More Information on Oil and Gas Leasing
Expression of Interest in Oil and Gas Leasing
Lease Sales 05/28/15 | Environmental Assessment
Non-competitive Lease Offers
Surety and Performance Bonds
Wind power generation uses turbines to capture the kinetic energy of wind currents and convert it into electrical power. Utility-scale turbines are mounted on towers 200 feet or more above the land surface, where winds are faster and there is less turbulence. Technological advances in turbine siting and design have increased their generating capacity while continuing to reduce their environmental impacts.
Because there are no emissions involved, wind energy's environmental impact per unit of electricity generated in significantly lower than that of other forms of power generation. In addition, wind energy is not subject to the same price fluctuations as natural gas and oil. Producing electric power using wind conserves natural gas and helps relieve price pressures on that resource.
The U.S. has about 21,000 MW of installed wind energy capacity.

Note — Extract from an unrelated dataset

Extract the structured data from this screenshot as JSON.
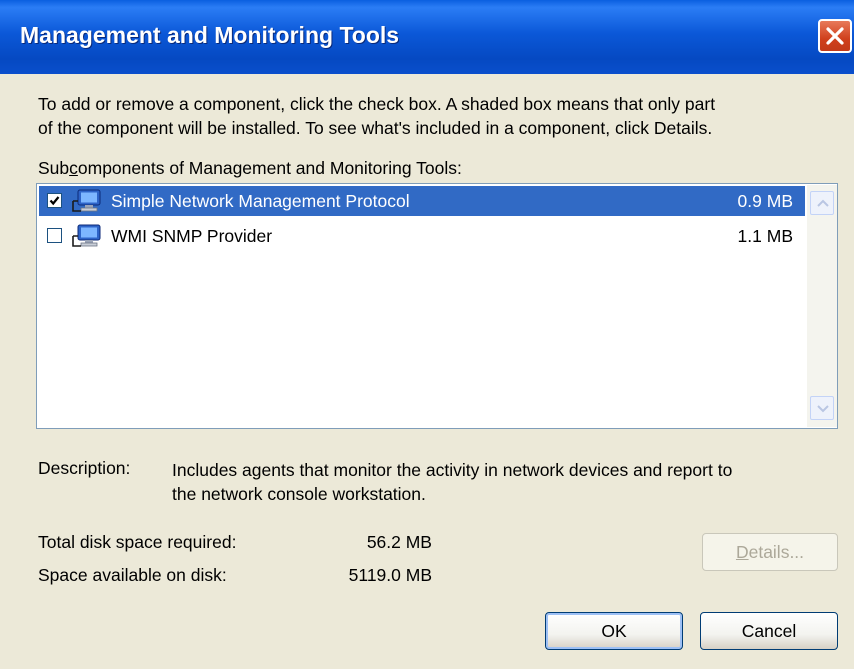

Projects with about 327 MW of capacity have been installed on lands on BLM-managed lands. Applications for up to 3,000 MW additional capacity are being processed in BLM offices nationwide.
The BLM processes wind energy development proposals as right-of-way (ROW) applications, through its Lands & Realty divisions. Realty specialists in BLM Field Offices are guided by the 2005 programmatic environmental impact statement on wind energy development and the Bureau's wind energy development policy.

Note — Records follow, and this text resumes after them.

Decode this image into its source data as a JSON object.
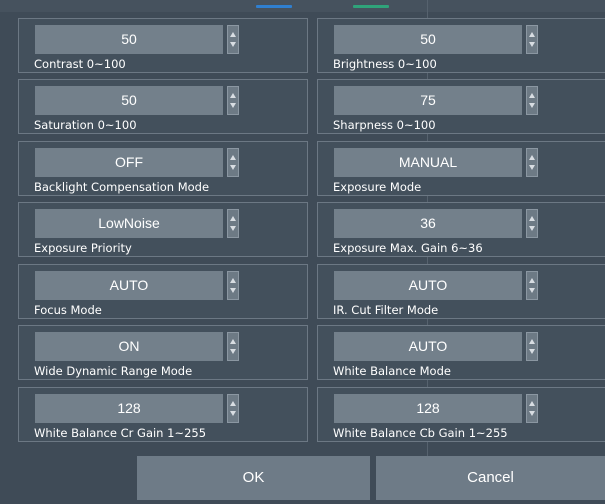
{
  "colors": {
    "background": "#3f4b57",
    "field_border": "#6c7884",
    "spin_box": "#73808b",
    "button": "#6e7b87",
    "text": "#ffffff",
    "top_mark_blue": "#2f7fd0",
    "top_mark_green": "#2fa37a"
  },
  "fields": [
    {
      "value": "50",
      "label": "Contrast 0~100"
    },
    {
      "value": "50",
      "label": "Brightness 0~100"
    },
    {
      "value": "50",
      "label": "Saturation 0~100"
    },
    {
      "value": "75",
      "label": "Sharpness 0~100"
    },
    {
      "value": "OFF",
      "label": "Backlight Compensation Mode"
    },
    {
      "value": "MANUAL",
      "label": "Exposure Mode"
    },
    {
      "value": "LowNoise",
      "label": "Exposure Priority"
    },
    {
      "value": "36",
      "label": "Exposure Max. Gain 6~36"
    },
    {
      "value": "AUTO",
      "label": "Focus Mode"
    },
    {
      "value": "AUTO",
      "label": "IR. Cut Filter Mode"
    },
    {
      "value": "ON",
      "label": "Wide Dynamic Range Mode"
    },
    {
      "value": "AUTO",
      "label": "White Balance Mode"
    },
    {
      "value": "128",
      "label": "White Balance Cr Gain 1~255"
    },
    {
      "value": "128",
      "label": "White Balance Cb Gain 1~255"
    }
  ],
  "buttons": {
    "ok_label": "OK",
    "cancel_label": "Cancel"
  }
}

China Mountain (Jarbidge Field Office)
The BLM began reviewing the proposed 425 MW China Mountain wind energy project in 2008 in an environmental impact statement (EIS) that analyzes the potential impacts of the project and identifies any conditions of approval or mitigation measures necessary to protect environmental, cultural or tribal resources. Of the approximately 30,700 acres in the project area, 15,300 acres are administered by the Jarbidge FO, and 4,700 acres are administered by the BLM field office in Wells, Nevada (Elko District).
The BLM has deferred a final decision on the project and suspended work on the Final EIS until the Idaho and Southwestern Montana Sub-regional Greater Sage-Grouse Draft Environmental Impact Statement and associated resource management plan amendments and Jarbidge Resource Management Plan revision are completed.
The BLM completed an environmental assessment (EA) for siting three meteorological (met) towers to measure wind in the area in October 2009.
Application for a Right-of-Way (SF-299; 563kb PDF)
> Pre-application: meeting encouraged
> Mail or fax completed form to the appropriate office
> How applications are processed
Fee Schedule for FLPMA and MLA Rights-of-Way
Wind Energy Plan of Development (POD) outline
BLM Visual Resource Management (VRM) website
BLM National Wind Energy program website
Westwide Energy Corridor Designation Programmatic EIS website
Corridors are the preferred locations for energy transport/transmission projects on Federal lands.